Dataset rows describing interfaces
══════════════════════════════

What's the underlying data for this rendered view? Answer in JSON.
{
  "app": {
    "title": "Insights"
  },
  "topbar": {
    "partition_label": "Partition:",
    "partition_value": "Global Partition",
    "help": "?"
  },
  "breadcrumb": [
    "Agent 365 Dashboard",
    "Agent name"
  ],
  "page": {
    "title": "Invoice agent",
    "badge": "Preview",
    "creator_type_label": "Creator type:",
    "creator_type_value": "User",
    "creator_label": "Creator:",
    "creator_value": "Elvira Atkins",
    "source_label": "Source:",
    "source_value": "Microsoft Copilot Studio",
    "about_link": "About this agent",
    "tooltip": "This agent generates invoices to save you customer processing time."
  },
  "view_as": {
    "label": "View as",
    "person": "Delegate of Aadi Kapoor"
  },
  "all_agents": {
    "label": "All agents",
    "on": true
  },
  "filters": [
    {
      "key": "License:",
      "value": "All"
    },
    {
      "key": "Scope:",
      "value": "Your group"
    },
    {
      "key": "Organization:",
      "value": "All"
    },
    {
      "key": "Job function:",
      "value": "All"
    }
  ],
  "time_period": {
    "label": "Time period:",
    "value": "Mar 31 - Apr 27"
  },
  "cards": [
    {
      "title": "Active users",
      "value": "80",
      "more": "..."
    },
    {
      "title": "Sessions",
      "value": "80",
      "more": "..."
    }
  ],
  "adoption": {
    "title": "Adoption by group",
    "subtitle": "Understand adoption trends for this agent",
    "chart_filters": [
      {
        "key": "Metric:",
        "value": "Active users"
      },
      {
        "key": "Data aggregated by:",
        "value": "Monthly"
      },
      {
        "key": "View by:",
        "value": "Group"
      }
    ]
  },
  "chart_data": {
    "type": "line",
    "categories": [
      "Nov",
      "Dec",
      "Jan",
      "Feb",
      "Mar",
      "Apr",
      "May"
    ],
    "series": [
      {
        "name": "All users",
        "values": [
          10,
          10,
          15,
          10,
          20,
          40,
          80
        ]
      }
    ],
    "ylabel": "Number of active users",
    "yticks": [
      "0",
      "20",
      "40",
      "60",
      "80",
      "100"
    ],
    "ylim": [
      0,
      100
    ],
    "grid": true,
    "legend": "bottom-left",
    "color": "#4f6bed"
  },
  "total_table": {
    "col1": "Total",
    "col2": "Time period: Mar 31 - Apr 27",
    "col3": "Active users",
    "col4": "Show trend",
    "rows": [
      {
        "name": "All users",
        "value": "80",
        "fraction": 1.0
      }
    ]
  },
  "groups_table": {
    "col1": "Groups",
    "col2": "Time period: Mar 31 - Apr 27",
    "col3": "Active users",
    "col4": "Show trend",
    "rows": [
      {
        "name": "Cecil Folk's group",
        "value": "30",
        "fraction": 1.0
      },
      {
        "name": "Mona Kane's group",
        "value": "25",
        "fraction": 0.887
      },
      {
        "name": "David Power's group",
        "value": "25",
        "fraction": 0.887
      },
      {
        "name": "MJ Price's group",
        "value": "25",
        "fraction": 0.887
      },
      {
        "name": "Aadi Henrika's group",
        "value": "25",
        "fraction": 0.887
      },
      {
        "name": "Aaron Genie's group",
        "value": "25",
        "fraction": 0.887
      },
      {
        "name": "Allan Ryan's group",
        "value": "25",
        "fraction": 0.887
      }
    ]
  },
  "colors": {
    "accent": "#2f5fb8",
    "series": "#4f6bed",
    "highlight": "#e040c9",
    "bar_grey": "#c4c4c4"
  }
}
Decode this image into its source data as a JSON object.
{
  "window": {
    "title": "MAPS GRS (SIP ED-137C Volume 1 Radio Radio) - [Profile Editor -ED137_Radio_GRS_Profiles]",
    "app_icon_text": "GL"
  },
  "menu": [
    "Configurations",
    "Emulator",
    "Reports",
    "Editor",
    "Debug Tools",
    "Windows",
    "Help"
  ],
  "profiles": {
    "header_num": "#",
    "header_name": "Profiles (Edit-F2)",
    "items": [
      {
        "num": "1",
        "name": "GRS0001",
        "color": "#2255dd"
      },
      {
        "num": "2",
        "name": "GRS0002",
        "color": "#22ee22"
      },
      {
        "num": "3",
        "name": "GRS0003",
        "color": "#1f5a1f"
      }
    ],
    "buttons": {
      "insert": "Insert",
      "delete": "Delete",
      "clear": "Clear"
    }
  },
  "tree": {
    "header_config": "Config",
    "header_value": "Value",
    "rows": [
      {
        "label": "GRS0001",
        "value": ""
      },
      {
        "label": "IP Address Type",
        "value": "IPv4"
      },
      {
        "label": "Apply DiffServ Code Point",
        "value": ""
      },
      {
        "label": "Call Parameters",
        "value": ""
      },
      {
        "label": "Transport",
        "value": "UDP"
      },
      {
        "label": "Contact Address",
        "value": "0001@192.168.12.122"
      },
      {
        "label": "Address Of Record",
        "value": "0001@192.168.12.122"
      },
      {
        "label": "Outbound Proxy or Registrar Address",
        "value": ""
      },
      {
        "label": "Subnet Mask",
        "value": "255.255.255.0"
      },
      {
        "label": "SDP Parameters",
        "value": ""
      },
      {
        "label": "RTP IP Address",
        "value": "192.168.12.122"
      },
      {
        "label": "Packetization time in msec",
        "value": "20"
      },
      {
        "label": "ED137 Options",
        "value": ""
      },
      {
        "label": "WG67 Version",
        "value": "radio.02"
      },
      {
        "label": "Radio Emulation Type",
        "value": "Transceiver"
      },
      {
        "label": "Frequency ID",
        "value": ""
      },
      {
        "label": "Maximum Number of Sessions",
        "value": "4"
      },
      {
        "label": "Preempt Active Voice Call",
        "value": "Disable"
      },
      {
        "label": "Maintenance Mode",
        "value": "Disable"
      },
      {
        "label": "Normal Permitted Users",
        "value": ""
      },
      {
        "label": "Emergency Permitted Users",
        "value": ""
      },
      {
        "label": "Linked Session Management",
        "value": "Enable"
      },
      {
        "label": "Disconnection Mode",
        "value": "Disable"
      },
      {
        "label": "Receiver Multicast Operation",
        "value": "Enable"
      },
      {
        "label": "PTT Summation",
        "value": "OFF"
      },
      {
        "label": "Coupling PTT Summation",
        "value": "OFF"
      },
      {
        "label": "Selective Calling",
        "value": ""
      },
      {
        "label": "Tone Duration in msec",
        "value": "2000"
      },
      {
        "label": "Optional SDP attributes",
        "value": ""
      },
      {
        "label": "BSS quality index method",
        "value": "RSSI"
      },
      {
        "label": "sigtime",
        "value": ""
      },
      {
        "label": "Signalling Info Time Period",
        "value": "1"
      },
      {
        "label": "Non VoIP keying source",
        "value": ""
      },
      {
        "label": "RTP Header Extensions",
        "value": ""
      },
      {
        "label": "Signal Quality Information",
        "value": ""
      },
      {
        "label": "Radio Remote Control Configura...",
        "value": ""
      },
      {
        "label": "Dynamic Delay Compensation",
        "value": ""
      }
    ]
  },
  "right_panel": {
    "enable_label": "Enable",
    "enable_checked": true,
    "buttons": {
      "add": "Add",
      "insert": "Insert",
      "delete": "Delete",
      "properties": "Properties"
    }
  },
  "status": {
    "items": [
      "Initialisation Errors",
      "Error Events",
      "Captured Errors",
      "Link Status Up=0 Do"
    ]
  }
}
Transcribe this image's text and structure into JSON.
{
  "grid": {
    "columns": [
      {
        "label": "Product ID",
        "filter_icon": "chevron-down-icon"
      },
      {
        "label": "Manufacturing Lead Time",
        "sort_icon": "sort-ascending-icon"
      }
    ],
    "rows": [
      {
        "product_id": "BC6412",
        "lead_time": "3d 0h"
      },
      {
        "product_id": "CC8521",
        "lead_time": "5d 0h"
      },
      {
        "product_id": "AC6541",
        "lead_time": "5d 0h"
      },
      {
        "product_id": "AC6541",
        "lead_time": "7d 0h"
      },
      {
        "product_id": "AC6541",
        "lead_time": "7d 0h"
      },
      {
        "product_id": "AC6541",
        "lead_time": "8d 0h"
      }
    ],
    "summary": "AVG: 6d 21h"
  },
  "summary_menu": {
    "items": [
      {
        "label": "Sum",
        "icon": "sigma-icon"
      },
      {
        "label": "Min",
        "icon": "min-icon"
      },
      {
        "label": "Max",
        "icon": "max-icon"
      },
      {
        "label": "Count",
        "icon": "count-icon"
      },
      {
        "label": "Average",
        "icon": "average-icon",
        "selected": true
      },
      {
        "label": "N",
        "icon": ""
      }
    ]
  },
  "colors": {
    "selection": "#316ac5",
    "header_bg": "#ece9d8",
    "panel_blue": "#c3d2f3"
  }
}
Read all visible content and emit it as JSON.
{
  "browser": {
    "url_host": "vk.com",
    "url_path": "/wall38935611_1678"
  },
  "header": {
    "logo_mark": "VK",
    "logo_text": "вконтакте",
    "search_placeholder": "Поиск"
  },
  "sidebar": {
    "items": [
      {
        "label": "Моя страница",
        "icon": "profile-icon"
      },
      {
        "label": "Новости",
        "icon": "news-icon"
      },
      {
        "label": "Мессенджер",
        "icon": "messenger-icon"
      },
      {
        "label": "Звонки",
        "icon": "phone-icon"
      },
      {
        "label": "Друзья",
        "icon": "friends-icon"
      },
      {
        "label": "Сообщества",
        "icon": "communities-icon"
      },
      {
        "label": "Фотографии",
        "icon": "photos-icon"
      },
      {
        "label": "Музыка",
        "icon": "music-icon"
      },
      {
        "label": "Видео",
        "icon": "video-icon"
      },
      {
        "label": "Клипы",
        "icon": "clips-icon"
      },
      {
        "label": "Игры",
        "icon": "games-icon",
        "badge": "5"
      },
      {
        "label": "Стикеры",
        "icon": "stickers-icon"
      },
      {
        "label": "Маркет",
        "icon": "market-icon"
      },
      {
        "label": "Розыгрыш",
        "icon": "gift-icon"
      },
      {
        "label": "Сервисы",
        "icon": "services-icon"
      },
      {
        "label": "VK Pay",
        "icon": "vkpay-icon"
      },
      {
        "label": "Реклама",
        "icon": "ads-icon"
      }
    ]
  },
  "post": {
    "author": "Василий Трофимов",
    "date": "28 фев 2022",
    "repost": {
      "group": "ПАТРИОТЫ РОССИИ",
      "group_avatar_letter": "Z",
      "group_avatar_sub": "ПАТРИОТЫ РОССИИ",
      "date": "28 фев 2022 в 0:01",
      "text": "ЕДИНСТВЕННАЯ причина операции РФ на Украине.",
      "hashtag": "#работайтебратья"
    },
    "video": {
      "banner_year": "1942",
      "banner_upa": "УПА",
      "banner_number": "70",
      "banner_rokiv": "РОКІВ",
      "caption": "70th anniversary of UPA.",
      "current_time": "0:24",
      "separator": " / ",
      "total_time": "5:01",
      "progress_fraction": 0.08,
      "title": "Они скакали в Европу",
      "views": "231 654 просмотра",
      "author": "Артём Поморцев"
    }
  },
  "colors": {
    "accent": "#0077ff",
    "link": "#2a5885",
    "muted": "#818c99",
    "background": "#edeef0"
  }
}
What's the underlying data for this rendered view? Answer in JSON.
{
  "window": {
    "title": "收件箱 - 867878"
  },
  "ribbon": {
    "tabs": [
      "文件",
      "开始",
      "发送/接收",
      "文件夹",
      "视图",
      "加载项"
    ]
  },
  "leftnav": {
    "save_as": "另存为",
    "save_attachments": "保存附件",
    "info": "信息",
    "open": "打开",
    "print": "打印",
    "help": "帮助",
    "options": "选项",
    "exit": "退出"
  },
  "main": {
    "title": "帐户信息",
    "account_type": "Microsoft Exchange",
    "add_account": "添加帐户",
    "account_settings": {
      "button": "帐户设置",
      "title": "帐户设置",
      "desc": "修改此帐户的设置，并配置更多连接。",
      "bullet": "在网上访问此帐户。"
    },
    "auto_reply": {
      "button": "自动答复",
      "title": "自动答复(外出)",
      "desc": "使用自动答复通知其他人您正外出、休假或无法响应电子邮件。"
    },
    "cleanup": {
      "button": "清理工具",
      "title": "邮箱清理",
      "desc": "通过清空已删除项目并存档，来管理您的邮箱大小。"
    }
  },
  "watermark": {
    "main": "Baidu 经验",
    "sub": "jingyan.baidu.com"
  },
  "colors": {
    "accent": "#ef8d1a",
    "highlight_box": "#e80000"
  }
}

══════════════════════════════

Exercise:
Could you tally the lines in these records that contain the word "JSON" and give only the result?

Written solution:
5